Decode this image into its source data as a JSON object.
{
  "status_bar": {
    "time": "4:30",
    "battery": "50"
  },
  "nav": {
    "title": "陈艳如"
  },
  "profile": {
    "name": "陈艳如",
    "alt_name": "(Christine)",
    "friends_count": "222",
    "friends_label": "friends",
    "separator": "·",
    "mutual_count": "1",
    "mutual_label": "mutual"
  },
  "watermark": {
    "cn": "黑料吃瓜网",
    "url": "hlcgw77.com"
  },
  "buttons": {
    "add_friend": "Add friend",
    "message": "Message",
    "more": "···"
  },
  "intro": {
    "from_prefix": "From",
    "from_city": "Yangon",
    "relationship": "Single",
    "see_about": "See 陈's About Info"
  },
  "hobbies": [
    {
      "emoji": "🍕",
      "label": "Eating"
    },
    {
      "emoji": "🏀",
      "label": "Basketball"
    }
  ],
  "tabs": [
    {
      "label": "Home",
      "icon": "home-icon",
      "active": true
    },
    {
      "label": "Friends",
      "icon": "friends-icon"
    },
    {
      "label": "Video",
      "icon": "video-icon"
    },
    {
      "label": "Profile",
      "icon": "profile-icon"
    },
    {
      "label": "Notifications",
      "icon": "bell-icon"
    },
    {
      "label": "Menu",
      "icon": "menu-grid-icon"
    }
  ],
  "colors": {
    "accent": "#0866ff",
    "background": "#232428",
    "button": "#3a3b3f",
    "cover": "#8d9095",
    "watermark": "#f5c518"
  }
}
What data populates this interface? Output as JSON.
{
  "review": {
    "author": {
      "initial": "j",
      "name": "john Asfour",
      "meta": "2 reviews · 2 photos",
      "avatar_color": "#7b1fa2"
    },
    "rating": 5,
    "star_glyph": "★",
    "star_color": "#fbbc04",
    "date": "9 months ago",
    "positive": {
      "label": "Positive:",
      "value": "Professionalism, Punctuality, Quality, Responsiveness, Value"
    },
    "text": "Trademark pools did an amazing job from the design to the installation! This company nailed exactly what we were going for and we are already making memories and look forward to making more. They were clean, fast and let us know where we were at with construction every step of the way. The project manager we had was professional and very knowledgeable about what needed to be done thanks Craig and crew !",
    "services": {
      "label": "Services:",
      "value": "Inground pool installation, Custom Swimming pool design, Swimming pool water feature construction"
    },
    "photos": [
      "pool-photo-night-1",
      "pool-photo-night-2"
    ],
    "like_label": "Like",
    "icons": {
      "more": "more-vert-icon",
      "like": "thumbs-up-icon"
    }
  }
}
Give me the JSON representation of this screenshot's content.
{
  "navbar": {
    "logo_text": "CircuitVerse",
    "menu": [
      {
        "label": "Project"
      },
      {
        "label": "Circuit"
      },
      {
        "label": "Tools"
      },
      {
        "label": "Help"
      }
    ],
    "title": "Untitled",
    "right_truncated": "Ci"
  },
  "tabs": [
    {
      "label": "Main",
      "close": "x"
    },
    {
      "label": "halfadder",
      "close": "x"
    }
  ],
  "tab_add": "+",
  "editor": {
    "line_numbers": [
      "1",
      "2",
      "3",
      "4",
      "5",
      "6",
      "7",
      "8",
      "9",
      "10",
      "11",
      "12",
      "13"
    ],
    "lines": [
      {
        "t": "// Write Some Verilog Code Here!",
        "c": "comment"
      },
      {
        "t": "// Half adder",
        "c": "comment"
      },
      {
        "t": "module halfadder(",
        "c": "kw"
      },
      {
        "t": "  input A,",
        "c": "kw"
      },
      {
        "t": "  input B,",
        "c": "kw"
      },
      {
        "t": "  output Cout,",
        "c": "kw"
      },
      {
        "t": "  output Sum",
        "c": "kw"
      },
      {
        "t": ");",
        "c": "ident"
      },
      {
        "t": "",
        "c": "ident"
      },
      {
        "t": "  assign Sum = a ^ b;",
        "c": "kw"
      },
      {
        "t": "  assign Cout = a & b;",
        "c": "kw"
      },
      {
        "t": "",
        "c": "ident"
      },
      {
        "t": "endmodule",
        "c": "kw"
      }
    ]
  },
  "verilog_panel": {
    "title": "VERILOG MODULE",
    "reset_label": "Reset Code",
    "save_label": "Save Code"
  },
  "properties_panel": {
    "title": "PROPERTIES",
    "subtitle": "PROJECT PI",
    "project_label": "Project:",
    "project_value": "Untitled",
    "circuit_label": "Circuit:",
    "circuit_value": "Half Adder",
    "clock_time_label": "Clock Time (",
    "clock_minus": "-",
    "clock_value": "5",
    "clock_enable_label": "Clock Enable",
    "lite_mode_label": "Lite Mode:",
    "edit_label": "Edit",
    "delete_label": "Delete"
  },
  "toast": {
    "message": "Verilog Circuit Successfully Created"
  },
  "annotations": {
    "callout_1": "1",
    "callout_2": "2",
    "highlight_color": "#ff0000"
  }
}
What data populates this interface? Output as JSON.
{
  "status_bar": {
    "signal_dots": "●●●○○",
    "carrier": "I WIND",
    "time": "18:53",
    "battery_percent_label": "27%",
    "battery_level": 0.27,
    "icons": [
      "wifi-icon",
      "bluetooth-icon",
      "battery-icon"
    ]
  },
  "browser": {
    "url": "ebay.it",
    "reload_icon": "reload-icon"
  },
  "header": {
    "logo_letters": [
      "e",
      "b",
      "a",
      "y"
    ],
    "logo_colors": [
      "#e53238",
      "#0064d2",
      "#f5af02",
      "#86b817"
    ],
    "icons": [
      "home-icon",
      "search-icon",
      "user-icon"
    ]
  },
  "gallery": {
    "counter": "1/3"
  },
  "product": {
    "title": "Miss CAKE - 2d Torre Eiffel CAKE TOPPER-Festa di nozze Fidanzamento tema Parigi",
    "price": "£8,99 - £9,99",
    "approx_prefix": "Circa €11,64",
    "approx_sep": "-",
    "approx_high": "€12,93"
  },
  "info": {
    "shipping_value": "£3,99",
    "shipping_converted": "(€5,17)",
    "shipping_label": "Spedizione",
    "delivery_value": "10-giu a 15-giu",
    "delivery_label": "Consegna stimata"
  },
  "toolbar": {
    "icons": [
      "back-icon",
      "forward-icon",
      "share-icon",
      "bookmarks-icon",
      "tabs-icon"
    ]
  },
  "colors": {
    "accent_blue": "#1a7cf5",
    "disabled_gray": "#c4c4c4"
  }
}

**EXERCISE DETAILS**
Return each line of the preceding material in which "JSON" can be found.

**OUTPUT OF THE TASK**
Decode this image into its source data as a JSON object.
What data populates this interface? Output as JSON.
Give me the JSON representation of this screenshot's content.
What data populates this interface? Output as JSON.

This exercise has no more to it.